The European urban institutions have always negotiated a balance between collective control and individual initiative. However, over the last seven decades this balance has been challenged. In the aftermath of World War II, the utopia of the functional city was hijacked to serve the welfare policies of the states sponsored by the Marshall Plan. Both in urban extension as in urban renewal, technocratic planning approaches were encouraged to back up a political program of de-urbanization inspired by the nemesis of the European city, the American suburbia. Eventually, in the 1980s, the paradigm of the state as provider shifted to the paradigm of the state as enabler. The European city became nothing but a commodity where the state performs as facilitator for the consolidation of the hegemony of the markets. Against this background, the articles published in this issue of Joelho offer critical contributions to understand the production and reproduction of approaches to the (re-) definition of the identity of the European city.

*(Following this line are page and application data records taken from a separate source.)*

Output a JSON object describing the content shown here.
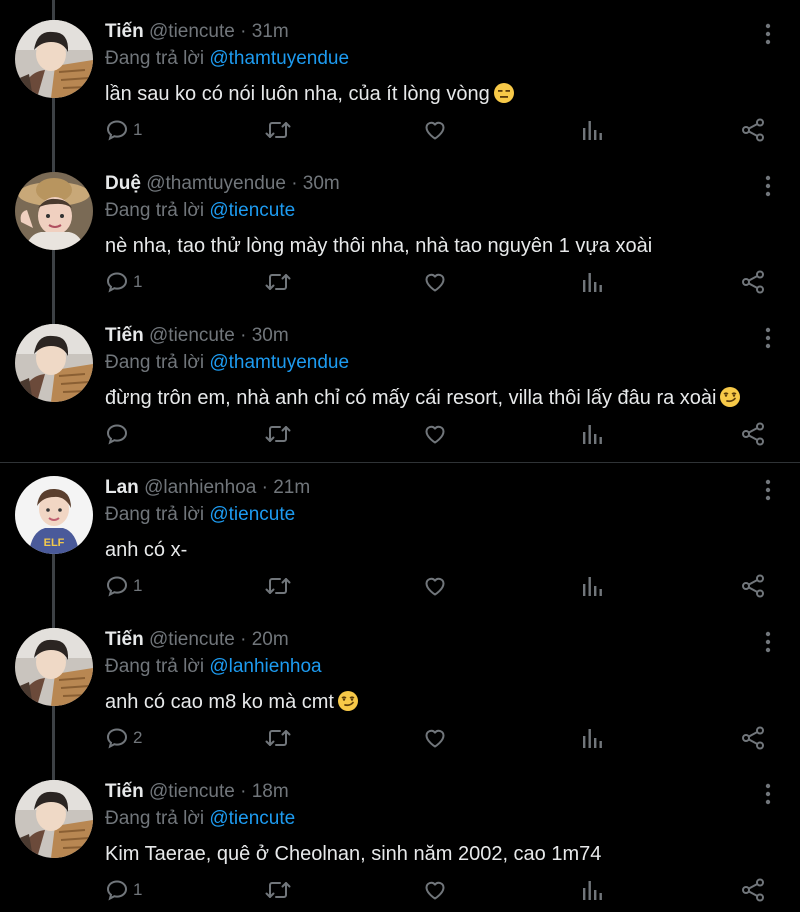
{
  "tweets": [
    {
      "name": "Tiến",
      "handle": "@tiencute",
      "sep": "·",
      "time": "31m",
      "replying_label": "Đang trả lời",
      "replying_to": "@thamtuyendue",
      "text": "lần sau ko có nói luôn nha, của ít lòng vòng",
      "emoji": "expressionless-emoji",
      "reply_count": "1",
      "avatar": "avatar-tien"
    },
    {
      "name": "Duệ",
      "handle": "@thamtuyendue",
      "sep": "·",
      "time": "30m",
      "replying_label": "Đang trả lời",
      "replying_to": "@tiencute",
      "text": "nè nha, tao thử lòng mày thôi nha, nhà tao nguyên 1 vựa xoài",
      "emoji": "",
      "reply_count": "1",
      "avatar": "avatar-due"
    },
    {
      "name": "Tiến",
      "handle": "@tiencute",
      "sep": "·",
      "time": "30m",
      "replying_label": "Đang trả lời",
      "replying_to": "@thamtuyendue",
      "text": "đừng trôn em, nhà anh chỉ có mấy cái resort, villa thôi lấy đâu ra xoài",
      "emoji": "smirking-emoji",
      "reply_count": "",
      "avatar": "avatar-tien"
    },
    {
      "name": "Lan",
      "handle": "@lanhienhoa",
      "sep": "·",
      "time": "21m",
      "replying_label": "Đang trả lời",
      "replying_to": "@tiencute",
      "text": "anh có x-",
      "emoji": "",
      "reply_count": "1",
      "avatar": "avatar-lan"
    },
    {
      "name": "Tiến",
      "handle": "@tiencute",
      "sep": "·",
      "time": "20m",
      "replying_label": "Đang trả lời",
      "replying_to": "@lanhienhoa",
      "text": "anh có cao m8 ko mà cmt",
      "emoji": "smirking-emoji",
      "reply_count": "2",
      "avatar": "avatar-tien"
    },
    {
      "name": "Tiến",
      "handle": "@tiencute",
      "sep": "·",
      "time": "18m",
      "replying_label": "Đang trả lời",
      "replying_to": "@tiencute",
      "text": "Kim Taerae, quê ở Cheolnan, sinh năm 2002, cao 1m74",
      "emoji": "",
      "reply_count": "1",
      "avatar": "avatar-tien"
    }
  ],
  "colors": {
    "background": "#000000",
    "text": "#e7e9ea",
    "muted": "#71767b",
    "mention": "#1d9bf0",
    "thread": "#3d4145"
  }
}
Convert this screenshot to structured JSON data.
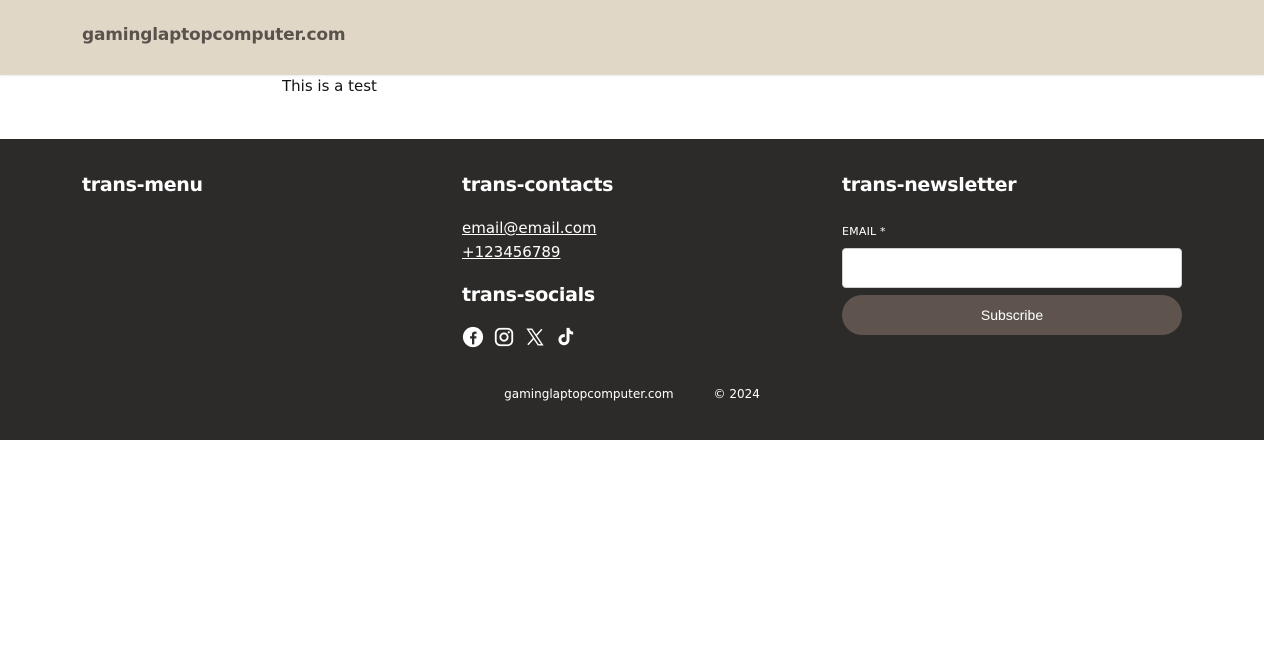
{
  "header": {
    "site_title": "gaminglaptopcomputer.com"
  },
  "main": {
    "text": "This is a test"
  },
  "footer": {
    "menu": {
      "heading": "trans-menu"
    },
    "contacts": {
      "heading": "trans-contacts",
      "email": "email@email.com",
      "phone": "+123456789"
    },
    "socials": {
      "heading": "trans-socials",
      "icons": [
        "facebook-icon",
        "instagram-icon",
        "x-icon",
        "tiktok-icon"
      ]
    },
    "newsletter": {
      "heading": "trans-newsletter",
      "email_label": "EMAIL *",
      "email_value": "",
      "subscribe_label": "Subscribe"
    },
    "bottom": {
      "site_link": "gaminglaptopcomputer.com",
      "copyright": "© 2024"
    }
  },
  "colors": {
    "header_bg": "#e0d7c6",
    "footer_bg": "#2d2b29",
    "button_bg": "#5e544d",
    "title_text": "#5a534d"
  }
}
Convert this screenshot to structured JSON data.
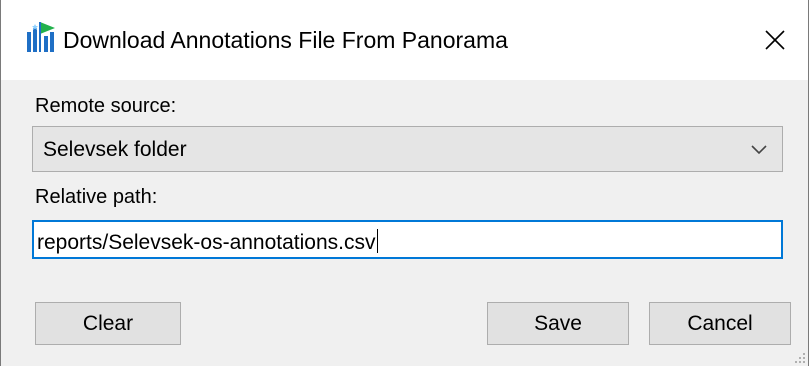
{
  "window": {
    "title": "Download Annotations File From Panorama",
    "icon": "panorama-app-icon",
    "close_icon": "close-icon"
  },
  "form": {
    "remote_source_label": "Remote source:",
    "remote_source_value": "Selevsek folder",
    "relative_path_label": "Relative path:",
    "relative_path_value": "reports/Selevsek-os-annotations.csv"
  },
  "buttons": {
    "clear": "Clear",
    "save": "Save",
    "cancel": "Cancel"
  },
  "colors": {
    "focus_border": "#0078d7",
    "dialog_background": "#f0f0f0",
    "button_face": "#e1e1e1",
    "icon_green": "#22b14c",
    "icon_blue": "#1f6fc5"
  }
}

With insightful approaches springing from different intellectual perspectives, they expand the debate on one of the fundamental achievements of Western civilization: the European city as a place of coexistence.
|Publication status||Published - 26 Dec 2017|
- European City